Required work
Please return each entry that follows exactly as written, and keep the pictures out.

#### Dataset extract

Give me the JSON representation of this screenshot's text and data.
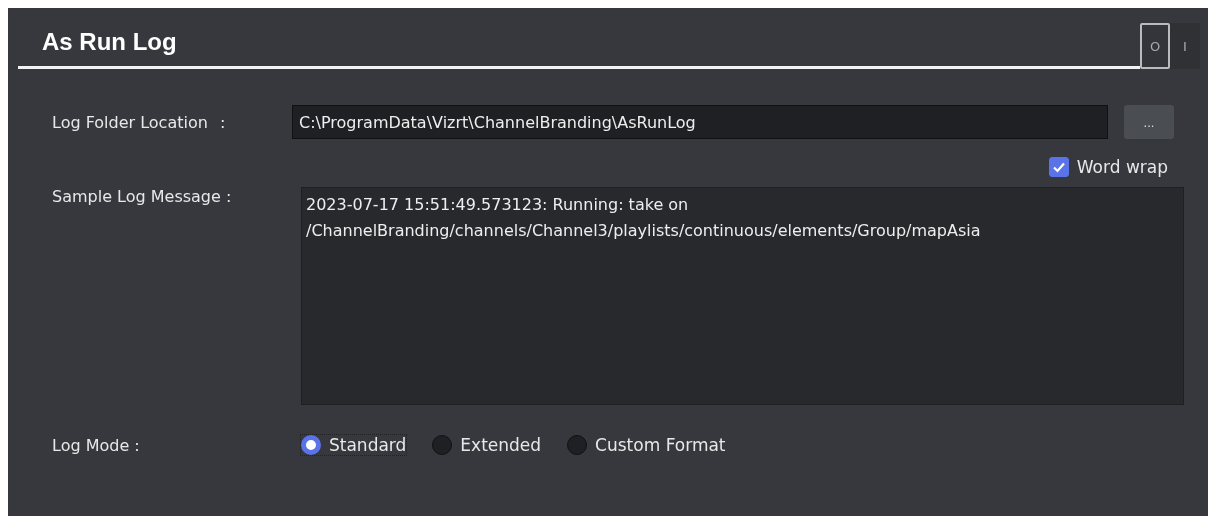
{
  "header": {
    "title": "As Run Log",
    "toggle": {
      "on": false,
      "off_label": "O",
      "on_label": "I"
    }
  },
  "folder": {
    "label": "Log Folder Location",
    "separator": ":",
    "value": "C:\\ProgramData\\Vizrt\\ChannelBranding\\AsRunLog",
    "browse": "..."
  },
  "word_wrap": {
    "label": "Word wrap",
    "checked": true
  },
  "sample": {
    "label": "Sample Log Message :",
    "value": "2023-07-17 15:51:49.573123: Running: take on /ChannelBranding/channels/Channel3/playlists/continuous/elements/Group/mapAsia"
  },
  "log_mode": {
    "label": "Log Mode :",
    "options": [
      {
        "label": "Standard",
        "selected": true
      },
      {
        "label": "Extended",
        "selected": false
      },
      {
        "label": "Custom Format",
        "selected": false
      }
    ]
  }
}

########

Result
Give me the JSON representation of this screenshot's text and data.
{
  "header": {
    "title": "As Run Log",
    "toggle": {
      "on": false,
      "off_label": "O",
      "on_label": "I"
    }
  },
  "folder": {
    "label": "Log Folder Location",
    "separator": ":",
    "value": "C:\\ProgramData\\Vizrt\\ChannelBranding\\AsRunLog",
    "browse": "..."
  },
  "word_wrap": {
    "label": "Word wrap",
    "checked": true
  },
  "sample": {
    "label": "Sample Log Message :",
    "value": "2023-07-17 15:51:49.573123: Running: take on /ChannelBranding/channels/Channel3/playlists/continuous/elements/Group/mapAsia"
  },
  "log_mode": {
    "label": "Log Mode :",
    "options": [
      {
        "label": "Standard",
        "selected": true
      },
      {
        "label": "Extended",
        "selected": false
      },
      {
        "label": "Custom Format",
        "selected": false
      }
    ]
  }
}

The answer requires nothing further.